Task statement =
Without including any pictures, give back all of the data exactly.

------ Dataset extract

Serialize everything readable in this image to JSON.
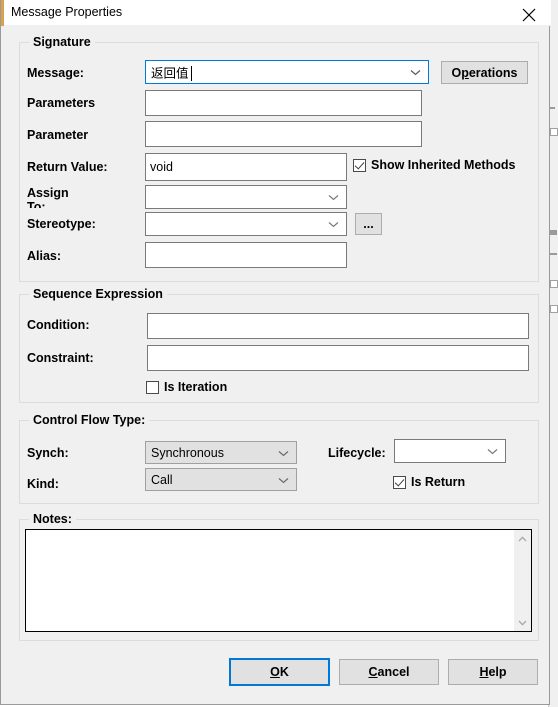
{
  "window": {
    "title": "Message Properties",
    "close_icon": "close-icon"
  },
  "groups": {
    "signature": {
      "title": "Signature"
    },
    "sequence_expression": {
      "title": "Sequence Expression"
    },
    "control_flow_type": {
      "title": "Control Flow Type:"
    },
    "notes": {
      "title": "Notes:"
    }
  },
  "signature": {
    "message_label": "Message:",
    "message_value": "返回值",
    "operations_button": "Operations",
    "operations_accel": "p",
    "parameters_label": "Parameters",
    "parameters_value": "",
    "parameter_label": "Parameter",
    "parameter_value": "",
    "return_value_label": "Return Value:",
    "return_value": "void",
    "show_inherited_label": "Show Inherited Methods",
    "show_inherited_checked": true,
    "assign_to_label": "Assign To:",
    "assign_to_value": "",
    "stereotype_label": "Stereotype:",
    "stereotype_value": "",
    "stereotype_browse_button": "...",
    "alias_label": "Alias:",
    "alias_value": ""
  },
  "sequence": {
    "condition_label": "Condition:",
    "condition_value": "",
    "constraint_label": "Constraint:",
    "constraint_value": "",
    "is_iteration_label": "Is Iteration",
    "is_iteration_checked": false
  },
  "control_flow": {
    "synch_label": "Synch:",
    "synch_value": "Synchronous",
    "kind_label": "Kind:",
    "kind_value": "Call",
    "lifecycle_label": "Lifecycle:",
    "lifecycle_value": "",
    "is_return_label": "Is Return",
    "is_return_checked": true
  },
  "notes": {
    "value": ""
  },
  "footer": {
    "ok_label": "OK",
    "ok_accel": "O",
    "cancel_label": "Cancel",
    "cancel_accel": "C",
    "help_label": "Help",
    "help_accel": "H"
  },
  "colors": {
    "dialog_bg": "#f0f0f0",
    "focus_blue": "#0078d7",
    "title_accent": "#d8a24a",
    "button_face": "#e1e1e1",
    "disabled_combo": "#e1e1e1"
  }
}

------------

Output of the task =
Serialize everything readable in this image to JSON.
{
  "window": {
    "title": "Message Properties",
    "close_icon": "close-icon"
  },
  "groups": {
    "signature": {
      "title": "Signature"
    },
    "sequence_expression": {
      "title": "Sequence Expression"
    },
    "control_flow_type": {
      "title": "Control Flow Type:"
    },
    "notes": {
      "title": "Notes:"
    }
  },
  "signature": {
    "message_label": "Message:",
    "message_value": "返回值",
    "operations_button": "Operations",
    "operations_accel": "p",
    "parameters_label": "Parameters",
    "parameters_value": "",
    "parameter_label": "Parameter",
    "parameter_value": "",
    "return_value_label": "Return Value:",
    "return_value": "void",
    "show_inherited_label": "Show Inherited Methods",
    "show_inherited_checked": true,
    "assign_to_label": "Assign To:",
    "assign_to_value": "",
    "stereotype_label": "Stereotype:",
    "stereotype_value": "",
    "stereotype_browse_button": "...",
    "alias_label": "Alias:",
    "alias_value": ""
  },
  "sequence": {
    "condition_label": "Condition:",
    "condition_value": "",
    "constraint_label": "Constraint:",
    "constraint_value": "",
    "is_iteration_label": "Is Iteration",
    "is_iteration_checked": false
  },
  "control_flow": {
    "synch_label": "Synch:",
    "synch_value": "Synchronous",
    "kind_label": "Kind:",
    "kind_value": "Call",
    "lifecycle_label": "Lifecycle:",
    "lifecycle_value": "",
    "is_return_label": "Is Return",
    "is_return_checked": true
  },
  "notes": {
    "value": ""
  },
  "footer": {
    "ok_label": "OK",
    "ok_accel": "O",
    "cancel_label": "Cancel",
    "cancel_accel": "C",
    "help_label": "Help",
    "help_accel": "H"
  },
  "colors": {
    "dialog_bg": "#f0f0f0",
    "focus_blue": "#0078d7",
    "title_accent": "#d8a24a",
    "button_face": "#e1e1e1",
    "disabled_combo": "#e1e1e1"
  }
}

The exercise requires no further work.